> _What you should do_
Below are some entries; set them all down exactly.

> _Input_
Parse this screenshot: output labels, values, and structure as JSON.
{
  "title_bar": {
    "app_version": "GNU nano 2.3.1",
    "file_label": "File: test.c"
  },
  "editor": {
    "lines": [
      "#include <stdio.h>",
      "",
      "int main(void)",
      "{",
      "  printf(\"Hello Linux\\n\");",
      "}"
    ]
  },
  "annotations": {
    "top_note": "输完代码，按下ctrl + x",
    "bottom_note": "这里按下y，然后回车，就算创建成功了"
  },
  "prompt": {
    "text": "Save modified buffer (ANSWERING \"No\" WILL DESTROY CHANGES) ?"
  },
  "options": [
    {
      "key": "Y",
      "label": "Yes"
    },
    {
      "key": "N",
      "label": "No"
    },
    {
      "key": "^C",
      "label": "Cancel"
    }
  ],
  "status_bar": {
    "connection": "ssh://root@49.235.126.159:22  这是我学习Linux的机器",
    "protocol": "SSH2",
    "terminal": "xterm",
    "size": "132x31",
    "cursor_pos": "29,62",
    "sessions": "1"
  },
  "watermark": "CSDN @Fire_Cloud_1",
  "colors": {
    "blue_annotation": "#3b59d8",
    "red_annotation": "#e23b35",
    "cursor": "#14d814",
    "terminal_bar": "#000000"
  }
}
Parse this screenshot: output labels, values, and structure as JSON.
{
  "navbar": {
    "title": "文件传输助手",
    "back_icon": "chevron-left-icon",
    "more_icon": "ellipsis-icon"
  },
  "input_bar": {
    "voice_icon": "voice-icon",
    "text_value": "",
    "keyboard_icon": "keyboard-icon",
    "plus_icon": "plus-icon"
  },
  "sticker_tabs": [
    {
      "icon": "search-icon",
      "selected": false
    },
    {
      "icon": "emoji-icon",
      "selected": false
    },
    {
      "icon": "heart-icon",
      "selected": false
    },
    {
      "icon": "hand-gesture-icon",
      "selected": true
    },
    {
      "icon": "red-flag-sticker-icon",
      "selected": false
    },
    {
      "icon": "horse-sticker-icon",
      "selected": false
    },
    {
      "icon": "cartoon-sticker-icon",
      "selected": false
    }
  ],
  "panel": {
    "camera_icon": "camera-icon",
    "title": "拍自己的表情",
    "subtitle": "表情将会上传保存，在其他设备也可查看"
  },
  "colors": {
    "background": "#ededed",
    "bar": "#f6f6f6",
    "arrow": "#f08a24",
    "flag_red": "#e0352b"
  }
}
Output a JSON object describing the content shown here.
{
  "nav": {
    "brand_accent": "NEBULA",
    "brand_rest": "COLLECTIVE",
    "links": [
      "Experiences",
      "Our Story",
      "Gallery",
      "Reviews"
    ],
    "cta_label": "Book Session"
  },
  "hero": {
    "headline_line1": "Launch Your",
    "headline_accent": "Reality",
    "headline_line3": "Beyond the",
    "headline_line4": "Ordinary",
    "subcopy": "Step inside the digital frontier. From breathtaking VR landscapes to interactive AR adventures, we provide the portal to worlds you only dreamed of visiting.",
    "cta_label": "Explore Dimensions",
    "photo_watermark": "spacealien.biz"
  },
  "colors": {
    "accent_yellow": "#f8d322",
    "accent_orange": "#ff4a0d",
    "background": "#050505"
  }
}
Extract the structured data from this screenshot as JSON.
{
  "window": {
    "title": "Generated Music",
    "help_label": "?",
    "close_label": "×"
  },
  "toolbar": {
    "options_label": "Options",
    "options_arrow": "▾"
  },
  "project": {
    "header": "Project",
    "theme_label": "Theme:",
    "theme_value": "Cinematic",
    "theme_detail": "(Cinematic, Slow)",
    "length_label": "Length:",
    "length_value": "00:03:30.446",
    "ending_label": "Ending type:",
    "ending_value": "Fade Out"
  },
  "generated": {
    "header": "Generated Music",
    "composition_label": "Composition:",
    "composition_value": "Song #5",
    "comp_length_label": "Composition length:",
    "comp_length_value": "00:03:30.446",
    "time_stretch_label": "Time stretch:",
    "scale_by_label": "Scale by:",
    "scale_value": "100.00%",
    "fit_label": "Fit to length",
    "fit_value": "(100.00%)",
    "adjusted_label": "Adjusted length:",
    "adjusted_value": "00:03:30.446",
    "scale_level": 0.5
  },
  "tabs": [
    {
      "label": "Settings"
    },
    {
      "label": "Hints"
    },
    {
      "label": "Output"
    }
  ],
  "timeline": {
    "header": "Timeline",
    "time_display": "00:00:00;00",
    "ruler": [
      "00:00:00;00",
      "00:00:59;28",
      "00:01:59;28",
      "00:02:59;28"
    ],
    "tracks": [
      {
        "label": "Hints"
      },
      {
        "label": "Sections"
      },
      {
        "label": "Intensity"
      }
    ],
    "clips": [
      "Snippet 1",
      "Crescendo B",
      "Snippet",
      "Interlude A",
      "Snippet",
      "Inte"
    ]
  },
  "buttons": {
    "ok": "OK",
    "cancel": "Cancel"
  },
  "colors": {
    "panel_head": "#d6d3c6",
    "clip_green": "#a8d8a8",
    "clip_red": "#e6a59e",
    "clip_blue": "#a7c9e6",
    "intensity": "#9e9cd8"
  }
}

> _Answer to this problem_
Parse this screenshot: output labels, values, and structure as JSON.
{
  "title_bar": {
    "app_version": "GNU nano 2.3.1",
    "file_label": "File: test.c"
  },
  "editor": {
    "lines": [
      "#include <stdio.h>",
      "",
      "int main(void)",
      "{",
      "  printf(\"Hello Linux\\n\");",
      "}"
    ]
  },
  "annotations": {
    "top_note": "输完代码，按下ctrl + x",
    "bottom_note": "这里按下y，然后回车，就算创建成功了"
  },
  "prompt": {
    "text": "Save modified buffer (ANSWERING \"No\" WILL DESTROY CHANGES) ?"
  },
  "options": [
    {
      "key": "Y",
      "label": "Yes"
    },
    {
      "key": "N",
      "label": "No"
    },
    {
      "key": "^C",
      "label": "Cancel"
    }
  ],
  "status_bar": {
    "connection": "ssh://root@49.235.126.159:22  这是我学习Linux的机器",
    "protocol": "SSH2",
    "terminal": "xterm",
    "size": "132x31",
    "cursor_pos": "29,62",
    "sessions": "1"
  },
  "watermark": "CSDN @Fire_Cloud_1",
  "colors": {
    "blue_annotation": "#3b59d8",
    "red_annotation": "#e23b35",
    "cursor": "#14d814",
    "terminal_bar": "#000000"
  }
}
Parse this screenshot: output labels, values, and structure as JSON.
{
  "navbar": {
    "title": "文件传输助手",
    "back_icon": "chevron-left-icon",
    "more_icon": "ellipsis-icon"
  },
  "input_bar": {
    "voice_icon": "voice-icon",
    "text_value": "",
    "keyboard_icon": "keyboard-icon",
    "plus_icon": "plus-icon"
  },
  "sticker_tabs": [
    {
      "icon": "search-icon",
      "selected": false
    },
    {
      "icon": "emoji-icon",
      "selected": false
    },
    {
      "icon": "heart-icon",
      "selected": false
    },
    {
      "icon": "hand-gesture-icon",
      "selected": true
    },
    {
      "icon": "red-flag-sticker-icon",
      "selected": false
    },
    {
      "icon": "horse-sticker-icon",
      "selected": false
    },
    {
      "icon": "cartoon-sticker-icon",
      "selected": false
    }
  ],
  "panel": {
    "camera_icon": "camera-icon",
    "title": "拍自己的表情",
    "subtitle": "表情将会上传保存，在其他设备也可查看"
  },
  "colors": {
    "background": "#ededed",
    "bar": "#f6f6f6",
    "arrow": "#f08a24",
    "flag_red": "#e0352b"
  }
}
Output a JSON object describing the content shown here.
{
  "nav": {
    "brand_accent": "NEBULA",
    "brand_rest": "COLLECTIVE",
    "links": [
      "Experiences",
      "Our Story",
      "Gallery",
      "Reviews"
    ],
    "cta_label": "Book Session"
  },
  "hero": {
    "headline_line1": "Launch Your",
    "headline_accent": "Reality",
    "headline_line3": "Beyond the",
    "headline_line4": "Ordinary",
    "subcopy": "Step inside the digital frontier. From breathtaking VR landscapes to interactive AR adventures, we provide the portal to worlds you only dreamed of visiting.",
    "cta_label": "Explore Dimensions",
    "photo_watermark": "spacealien.biz"
  },
  "colors": {
    "accent_yellow": "#f8d322",
    "accent_orange": "#ff4a0d",
    "background": "#050505"
  }
}
Extract the structured data from this screenshot as JSON.
{
  "window": {
    "title": "Generated Music",
    "help_label": "?",
    "close_label": "×"
  },
  "toolbar": {
    "options_label": "Options",
    "options_arrow": "▾"
  },
  "project": {
    "header": "Project",
    "theme_label": "Theme:",
    "theme_value": "Cinematic",
    "theme_detail": "(Cinematic, Slow)",
    "length_label": "Length:",
    "length_value": "00:03:30.446",
    "ending_label": "Ending type:",
    "ending_value": "Fade Out"
  },
  "generated": {
    "header": "Generated Music",
    "composition_label": "Composition:",
    "composition_value": "Song #5",
    "comp_length_label": "Composition length:",
    "comp_length_value": "00:03:30.446",
    "time_stretch_label": "Time stretch:",
    "scale_by_label": "Scale by:",
    "scale_value": "100.00%",
    "fit_label": "Fit to length",
    "fit_value": "(100.00%)",
    "adjusted_label": "Adjusted length:",
    "adjusted_value": "00:03:30.446",
    "scale_level": 0.5
  },
  "tabs": [
    {
      "label": "Settings"
    },
    {
      "label": "Hints"
    },
    {
      "label": "Output"
    }
  ],
  "timeline": {
    "header": "Timeline",
    "time_display": "00:00:00;00",
    "ruler": [
      "00:00:00;00",
      "00:00:59;28",
      "00:01:59;28",
      "00:02:59;28"
    ],
    "tracks": [
      {
        "label": "Hints"
      },
      {
        "label": "Sections"
      },
      {
        "label": "Intensity"
      }
    ],
    "clips": [
      "Snippet 1",
      "Crescendo B",
      "Snippet",
      "Interlude A",
      "Snippet",
      "Inte"
    ]
  },
  "buttons": {
    "ok": "OK",
    "cancel": "Cancel"
  },
  "colors": {
    "panel_head": "#d6d3c6",
    "clip_green": "#a8d8a8",
    "clip_red": "#e6a59e",
    "clip_blue": "#a7c9e6",
    "intensity": "#9e9cd8"
  }
}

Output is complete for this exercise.